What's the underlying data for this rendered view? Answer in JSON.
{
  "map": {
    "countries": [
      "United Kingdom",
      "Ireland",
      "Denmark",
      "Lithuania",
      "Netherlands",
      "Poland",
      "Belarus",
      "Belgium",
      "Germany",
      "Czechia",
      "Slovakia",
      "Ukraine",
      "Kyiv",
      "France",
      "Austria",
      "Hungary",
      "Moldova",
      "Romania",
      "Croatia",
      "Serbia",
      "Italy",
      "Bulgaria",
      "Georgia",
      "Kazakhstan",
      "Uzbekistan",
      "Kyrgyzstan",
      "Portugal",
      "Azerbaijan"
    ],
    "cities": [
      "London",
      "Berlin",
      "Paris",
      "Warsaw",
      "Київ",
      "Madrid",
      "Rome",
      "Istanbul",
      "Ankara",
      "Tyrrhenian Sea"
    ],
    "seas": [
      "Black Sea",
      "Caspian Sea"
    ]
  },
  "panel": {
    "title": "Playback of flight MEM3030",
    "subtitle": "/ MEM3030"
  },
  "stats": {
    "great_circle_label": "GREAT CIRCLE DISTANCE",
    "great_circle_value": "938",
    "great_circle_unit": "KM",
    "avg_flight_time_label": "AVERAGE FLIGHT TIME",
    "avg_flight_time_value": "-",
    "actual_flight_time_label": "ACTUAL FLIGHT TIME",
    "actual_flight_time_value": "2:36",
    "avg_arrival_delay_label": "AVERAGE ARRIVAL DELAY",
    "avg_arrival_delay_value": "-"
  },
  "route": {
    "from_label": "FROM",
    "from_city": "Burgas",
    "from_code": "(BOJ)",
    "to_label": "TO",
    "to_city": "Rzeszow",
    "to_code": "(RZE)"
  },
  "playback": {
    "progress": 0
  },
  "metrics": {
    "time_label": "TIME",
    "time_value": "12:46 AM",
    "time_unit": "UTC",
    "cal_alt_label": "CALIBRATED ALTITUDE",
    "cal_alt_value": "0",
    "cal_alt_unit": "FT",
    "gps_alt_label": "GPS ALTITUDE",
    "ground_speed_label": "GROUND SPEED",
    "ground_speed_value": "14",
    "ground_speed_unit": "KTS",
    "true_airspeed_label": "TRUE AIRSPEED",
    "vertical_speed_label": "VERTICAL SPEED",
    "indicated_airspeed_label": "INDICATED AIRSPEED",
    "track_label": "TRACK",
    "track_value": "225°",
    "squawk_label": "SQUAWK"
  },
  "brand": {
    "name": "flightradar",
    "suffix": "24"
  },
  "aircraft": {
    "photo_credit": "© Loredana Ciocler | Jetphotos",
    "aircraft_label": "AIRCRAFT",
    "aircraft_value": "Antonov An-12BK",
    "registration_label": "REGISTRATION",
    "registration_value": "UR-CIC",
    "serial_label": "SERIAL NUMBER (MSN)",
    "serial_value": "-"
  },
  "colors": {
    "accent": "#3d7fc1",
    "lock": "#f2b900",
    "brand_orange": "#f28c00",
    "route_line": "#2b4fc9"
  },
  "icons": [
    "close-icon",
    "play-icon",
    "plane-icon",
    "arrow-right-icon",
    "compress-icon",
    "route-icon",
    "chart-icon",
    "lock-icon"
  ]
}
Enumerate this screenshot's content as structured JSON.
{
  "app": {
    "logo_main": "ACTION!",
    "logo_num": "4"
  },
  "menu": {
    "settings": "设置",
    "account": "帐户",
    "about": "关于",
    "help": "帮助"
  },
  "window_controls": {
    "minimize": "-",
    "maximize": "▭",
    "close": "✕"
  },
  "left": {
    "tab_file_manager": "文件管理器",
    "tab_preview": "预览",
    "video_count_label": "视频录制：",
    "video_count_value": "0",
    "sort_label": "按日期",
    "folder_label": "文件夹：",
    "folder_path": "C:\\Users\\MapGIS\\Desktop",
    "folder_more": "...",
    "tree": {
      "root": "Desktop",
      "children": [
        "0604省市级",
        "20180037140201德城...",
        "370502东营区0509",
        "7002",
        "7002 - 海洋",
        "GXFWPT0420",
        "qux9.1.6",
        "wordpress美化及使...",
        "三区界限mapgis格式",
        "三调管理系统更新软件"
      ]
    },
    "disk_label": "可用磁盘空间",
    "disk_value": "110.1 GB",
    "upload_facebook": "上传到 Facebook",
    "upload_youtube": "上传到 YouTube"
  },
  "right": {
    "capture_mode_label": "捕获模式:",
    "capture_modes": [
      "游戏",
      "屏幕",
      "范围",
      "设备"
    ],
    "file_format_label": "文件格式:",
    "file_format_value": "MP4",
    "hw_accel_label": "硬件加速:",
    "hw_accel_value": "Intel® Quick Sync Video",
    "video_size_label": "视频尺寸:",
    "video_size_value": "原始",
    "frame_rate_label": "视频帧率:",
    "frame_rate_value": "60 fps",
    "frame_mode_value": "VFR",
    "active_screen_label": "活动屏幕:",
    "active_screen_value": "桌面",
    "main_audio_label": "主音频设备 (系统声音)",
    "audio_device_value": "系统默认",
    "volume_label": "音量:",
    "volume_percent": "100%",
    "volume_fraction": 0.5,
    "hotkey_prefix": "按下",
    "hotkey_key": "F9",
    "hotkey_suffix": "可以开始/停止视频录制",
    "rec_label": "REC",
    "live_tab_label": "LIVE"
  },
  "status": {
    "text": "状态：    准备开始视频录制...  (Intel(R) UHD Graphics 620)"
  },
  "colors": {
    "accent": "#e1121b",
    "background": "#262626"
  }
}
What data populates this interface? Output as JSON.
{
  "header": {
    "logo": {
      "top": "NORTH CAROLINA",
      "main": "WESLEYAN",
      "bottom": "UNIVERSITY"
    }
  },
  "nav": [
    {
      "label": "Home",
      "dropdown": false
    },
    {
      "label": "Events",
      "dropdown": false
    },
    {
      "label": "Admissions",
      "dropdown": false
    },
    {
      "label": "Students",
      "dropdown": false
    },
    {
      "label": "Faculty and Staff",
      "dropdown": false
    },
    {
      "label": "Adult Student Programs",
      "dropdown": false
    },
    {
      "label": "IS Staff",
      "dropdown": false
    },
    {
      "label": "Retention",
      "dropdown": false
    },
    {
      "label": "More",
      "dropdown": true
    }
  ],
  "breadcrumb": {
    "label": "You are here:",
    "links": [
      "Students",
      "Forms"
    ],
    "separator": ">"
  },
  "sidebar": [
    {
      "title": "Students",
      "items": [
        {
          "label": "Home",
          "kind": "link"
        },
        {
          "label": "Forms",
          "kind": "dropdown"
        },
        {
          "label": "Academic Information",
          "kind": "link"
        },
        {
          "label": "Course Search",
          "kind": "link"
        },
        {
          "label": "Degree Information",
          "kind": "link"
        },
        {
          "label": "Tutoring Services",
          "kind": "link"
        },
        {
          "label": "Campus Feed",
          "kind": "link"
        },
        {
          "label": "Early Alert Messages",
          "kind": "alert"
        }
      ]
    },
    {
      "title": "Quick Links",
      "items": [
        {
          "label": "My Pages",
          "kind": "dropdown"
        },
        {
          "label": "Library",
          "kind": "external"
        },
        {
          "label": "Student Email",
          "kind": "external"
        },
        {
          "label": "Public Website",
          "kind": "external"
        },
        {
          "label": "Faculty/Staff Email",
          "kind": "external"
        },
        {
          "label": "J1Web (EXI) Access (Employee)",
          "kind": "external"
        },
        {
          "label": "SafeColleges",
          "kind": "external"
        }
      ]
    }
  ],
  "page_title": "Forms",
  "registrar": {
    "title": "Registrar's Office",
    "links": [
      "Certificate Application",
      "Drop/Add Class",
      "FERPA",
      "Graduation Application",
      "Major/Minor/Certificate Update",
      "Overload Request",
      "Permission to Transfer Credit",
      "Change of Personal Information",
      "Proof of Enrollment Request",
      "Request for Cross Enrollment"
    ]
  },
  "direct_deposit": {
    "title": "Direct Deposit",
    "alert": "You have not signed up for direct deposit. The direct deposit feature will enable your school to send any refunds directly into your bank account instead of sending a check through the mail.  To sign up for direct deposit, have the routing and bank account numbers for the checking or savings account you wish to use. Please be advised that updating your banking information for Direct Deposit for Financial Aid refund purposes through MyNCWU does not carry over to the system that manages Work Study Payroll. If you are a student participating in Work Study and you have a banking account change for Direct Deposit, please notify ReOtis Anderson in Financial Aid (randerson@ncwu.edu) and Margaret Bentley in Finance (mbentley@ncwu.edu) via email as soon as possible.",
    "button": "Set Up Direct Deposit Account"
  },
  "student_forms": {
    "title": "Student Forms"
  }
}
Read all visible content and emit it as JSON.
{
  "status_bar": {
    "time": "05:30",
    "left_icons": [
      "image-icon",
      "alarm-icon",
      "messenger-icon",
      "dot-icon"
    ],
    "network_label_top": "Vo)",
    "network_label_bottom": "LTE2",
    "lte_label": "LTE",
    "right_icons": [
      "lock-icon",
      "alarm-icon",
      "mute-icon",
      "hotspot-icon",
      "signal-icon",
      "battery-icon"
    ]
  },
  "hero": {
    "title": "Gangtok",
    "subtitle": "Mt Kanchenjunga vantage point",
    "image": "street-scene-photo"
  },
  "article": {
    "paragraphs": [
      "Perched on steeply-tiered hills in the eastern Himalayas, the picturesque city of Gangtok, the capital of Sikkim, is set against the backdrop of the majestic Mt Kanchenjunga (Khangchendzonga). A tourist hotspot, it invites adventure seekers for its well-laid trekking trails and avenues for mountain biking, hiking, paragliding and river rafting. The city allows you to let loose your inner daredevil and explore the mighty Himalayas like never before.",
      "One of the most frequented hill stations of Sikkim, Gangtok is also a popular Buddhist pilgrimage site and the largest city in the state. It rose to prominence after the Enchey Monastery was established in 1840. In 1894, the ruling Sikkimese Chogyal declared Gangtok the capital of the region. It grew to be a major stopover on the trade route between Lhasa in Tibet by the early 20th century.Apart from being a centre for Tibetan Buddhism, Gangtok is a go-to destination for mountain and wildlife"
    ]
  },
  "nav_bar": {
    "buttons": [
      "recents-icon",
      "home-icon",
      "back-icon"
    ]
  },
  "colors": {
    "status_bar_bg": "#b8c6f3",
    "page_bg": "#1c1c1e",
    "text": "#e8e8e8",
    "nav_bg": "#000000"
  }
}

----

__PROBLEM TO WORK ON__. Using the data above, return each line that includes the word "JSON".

__FINISHED EXERCISE__.
What's the underlying data for this rendered view? Answer in JSON.
Enumerate this screenshot's content as structured JSON.
What data populates this interface? Output as JSON.
Read all visible content and emit it as JSON.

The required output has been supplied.